(Source records)
=== Section Start ===

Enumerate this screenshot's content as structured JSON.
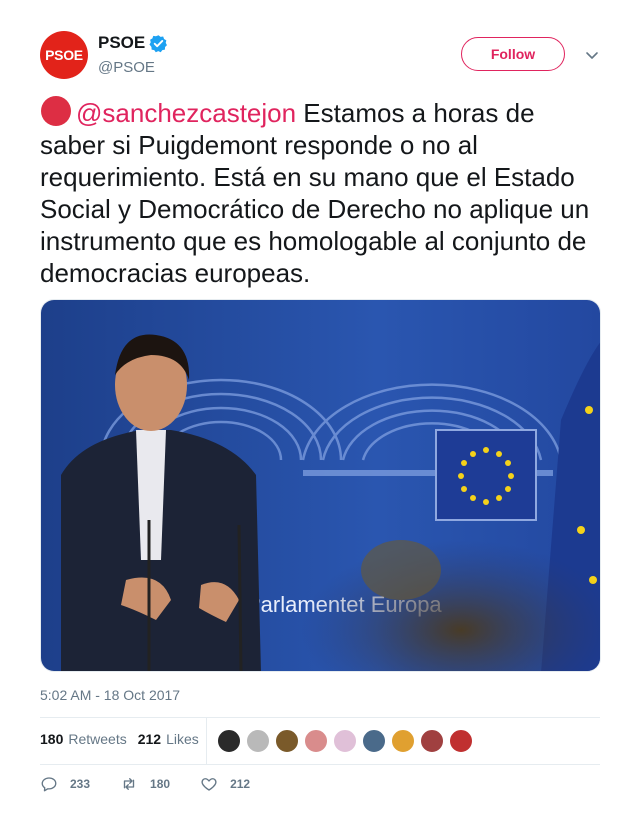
{
  "author": {
    "display_name": "PSOE",
    "handle": "@PSOE",
    "avatar_text": "PSOE",
    "verified": true
  },
  "follow_label": "Follow",
  "tweet": {
    "mention": "@sanchezcastejon",
    "body": " Estamos a horas de saber si Puigdemont responde o no al requerimiento. Está en su mano que el Estado Social y Democrático de Derecho no aplique un instrumento que es homologable al conjunto de democracias europeas.",
    "media_caption_text": "Parlamentet Europa"
  },
  "timestamp": "5:02 AM - 18 Oct 2017",
  "stats": {
    "retweets_count": "180",
    "retweets_label": "Retweets",
    "likes_count": "212",
    "likes_label": "Likes"
  },
  "likers": [
    {
      "name": "liker-1",
      "color": "#2a2a2a"
    },
    {
      "name": "liker-2",
      "color": "#b9b9b9"
    },
    {
      "name": "liker-3",
      "color": "#7a5a2a"
    },
    {
      "name": "liker-4",
      "color": "#d98c8c"
    },
    {
      "name": "liker-5",
      "color": "#e0c0d8"
    },
    {
      "name": "liker-6",
      "color": "#4a6a8a"
    },
    {
      "name": "liker-7",
      "color": "#e0a030"
    },
    {
      "name": "liker-8",
      "color": "#a04040"
    },
    {
      "name": "liker-9",
      "color": "#c03030"
    }
  ],
  "actions": {
    "reply_count": "233",
    "retweet_count": "180",
    "like_count": "212"
  },
  "colors": {
    "accent": "#e0245e",
    "brand": "#e2231a",
    "verified": "#1da1f2",
    "muted": "#657786"
  }
}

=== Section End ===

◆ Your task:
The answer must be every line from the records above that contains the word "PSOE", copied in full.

◆ Solution for this task:
    "display_name": "PSOE",
    "handle": "@PSOE",
    "avatar_text": "PSOE",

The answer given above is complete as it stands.